● **Prompt**: Output all of the records again, exactly as written.

● **Exercise material**:
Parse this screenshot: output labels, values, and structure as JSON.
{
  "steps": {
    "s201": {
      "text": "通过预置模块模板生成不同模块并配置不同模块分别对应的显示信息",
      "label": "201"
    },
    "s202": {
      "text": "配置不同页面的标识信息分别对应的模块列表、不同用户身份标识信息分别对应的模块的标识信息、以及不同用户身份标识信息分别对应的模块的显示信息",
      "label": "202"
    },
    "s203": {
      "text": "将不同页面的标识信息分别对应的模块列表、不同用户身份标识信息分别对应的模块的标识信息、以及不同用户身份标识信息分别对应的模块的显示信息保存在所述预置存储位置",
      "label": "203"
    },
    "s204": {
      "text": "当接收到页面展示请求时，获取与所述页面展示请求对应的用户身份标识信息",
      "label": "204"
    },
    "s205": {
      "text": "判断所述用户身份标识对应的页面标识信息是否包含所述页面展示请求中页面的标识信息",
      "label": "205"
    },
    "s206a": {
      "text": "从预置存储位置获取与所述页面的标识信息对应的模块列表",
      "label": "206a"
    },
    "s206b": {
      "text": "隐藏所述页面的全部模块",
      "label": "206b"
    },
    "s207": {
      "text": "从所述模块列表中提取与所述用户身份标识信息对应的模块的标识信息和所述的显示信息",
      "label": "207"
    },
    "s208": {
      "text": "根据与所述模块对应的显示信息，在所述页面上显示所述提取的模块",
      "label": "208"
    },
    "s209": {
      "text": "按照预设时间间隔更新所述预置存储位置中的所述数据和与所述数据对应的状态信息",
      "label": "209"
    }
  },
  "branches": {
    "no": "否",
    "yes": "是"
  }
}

● **Expected answer**:
Parse this screenshot: output labels, values, and structure as JSON.
{
  "steps": {
    "s201": {
      "text": "通过预置模块模板生成不同模块并配置不同模块分别对应的显示信息",
      "label": "201"
    },
    "s202": {
      "text": "配置不同页面的标识信息分别对应的模块列表、不同用户身份标识信息分别对应的模块的标识信息、以及不同用户身份标识信息分别对应的模块的显示信息",
      "label": "202"
    },
    "s203": {
      "text": "将不同页面的标识信息分别对应的模块列表、不同用户身份标识信息分别对应的模块的标识信息、以及不同用户身份标识信息分别对应的模块的显示信息保存在所述预置存储位置",
      "label": "203"
    },
    "s204": {
      "text": "当接收到页面展示请求时，获取与所述页面展示请求对应的用户身份标识信息",
      "label": "204"
    },
    "s205": {
      "text": "判断所述用户身份标识对应的页面标识信息是否包含所述页面展示请求中页面的标识信息",
      "label": "205"
    },
    "s206a": {
      "text": "从预置存储位置获取与所述页面的标识信息对应的模块列表",
      "label": "206a"
    },
    "s206b": {
      "text": "隐藏所述页面的全部模块",
      "label": "206b"
    },
    "s207": {
      "text": "从所述模块列表中提取与所述用户身份标识信息对应的模块的标识信息和所述的显示信息",
      "label": "207"
    },
    "s208": {
      "text": "根据与所述模块对应的显示信息，在所述页面上显示所述提取的模块",
      "label": "208"
    },
    "s209": {
      "text": "按照预设时间间隔更新所述预置存储位置中的所述数据和与所述数据对应的状态信息",
      "label": "209"
    }
  },
  "branches": {
    "no": "否",
    "yes": "是"
  }
}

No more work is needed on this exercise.